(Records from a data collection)

• • • • • • •

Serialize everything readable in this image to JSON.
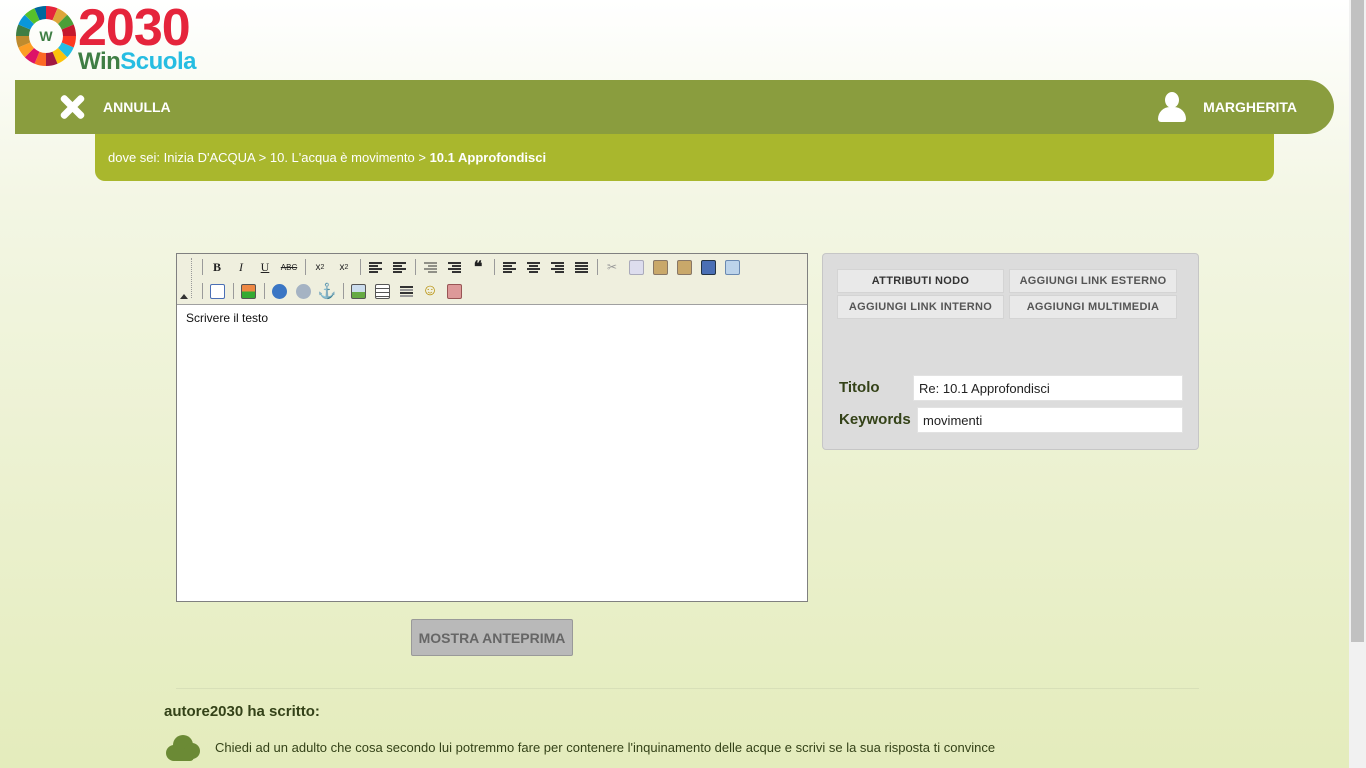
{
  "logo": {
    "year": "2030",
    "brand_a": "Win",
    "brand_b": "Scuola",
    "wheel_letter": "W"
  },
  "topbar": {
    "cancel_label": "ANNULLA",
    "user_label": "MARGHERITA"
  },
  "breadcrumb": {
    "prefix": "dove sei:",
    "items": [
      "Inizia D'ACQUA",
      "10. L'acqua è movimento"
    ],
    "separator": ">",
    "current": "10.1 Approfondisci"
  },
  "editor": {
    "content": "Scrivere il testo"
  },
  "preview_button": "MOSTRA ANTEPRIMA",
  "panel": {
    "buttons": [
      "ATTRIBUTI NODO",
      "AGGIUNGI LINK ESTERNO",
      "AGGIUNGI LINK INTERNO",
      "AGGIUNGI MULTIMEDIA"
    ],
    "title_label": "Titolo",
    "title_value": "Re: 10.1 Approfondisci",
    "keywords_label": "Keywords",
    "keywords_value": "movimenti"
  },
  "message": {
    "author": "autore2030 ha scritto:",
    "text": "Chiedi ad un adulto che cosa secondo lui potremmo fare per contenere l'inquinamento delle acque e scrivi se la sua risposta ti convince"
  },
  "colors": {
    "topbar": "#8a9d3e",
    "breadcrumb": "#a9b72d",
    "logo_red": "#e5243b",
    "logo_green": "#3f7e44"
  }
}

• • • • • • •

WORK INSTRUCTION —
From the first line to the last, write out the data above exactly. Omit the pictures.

COMPLETED TASK —
Serialize everything readable in this image to JSON.
{
  "logo": {
    "year": "2030",
    "brand_a": "Win",
    "brand_b": "Scuola",
    "wheel_letter": "W"
  },
  "topbar": {
    "cancel_label": "ANNULLA",
    "user_label": "MARGHERITA"
  },
  "breadcrumb": {
    "prefix": "dove sei:",
    "items": [
      "Inizia D'ACQUA",
      "10. L'acqua è movimento"
    ],
    "separator": ">",
    "current": "10.1 Approfondisci"
  },
  "editor": {
    "content": "Scrivere il testo"
  },
  "preview_button": "MOSTRA ANTEPRIMA",
  "panel": {
    "buttons": [
      "ATTRIBUTI NODO",
      "AGGIUNGI LINK ESTERNO",
      "AGGIUNGI LINK INTERNO",
      "AGGIUNGI MULTIMEDIA"
    ],
    "title_label": "Titolo",
    "title_value": "Re: 10.1 Approfondisci",
    "keywords_label": "Keywords",
    "keywords_value": "movimenti"
  },
  "message": {
    "author": "autore2030 ha scritto:",
    "text": "Chiedi ad un adulto che cosa secondo lui potremmo fare per contenere l'inquinamento delle acque e scrivi se la sua risposta ti convince"
  },
  "colors": {
    "topbar": "#8a9d3e",
    "breadcrumb": "#a9b72d",
    "logo_red": "#e5243b",
    "logo_green": "#3f7e44"
  }
}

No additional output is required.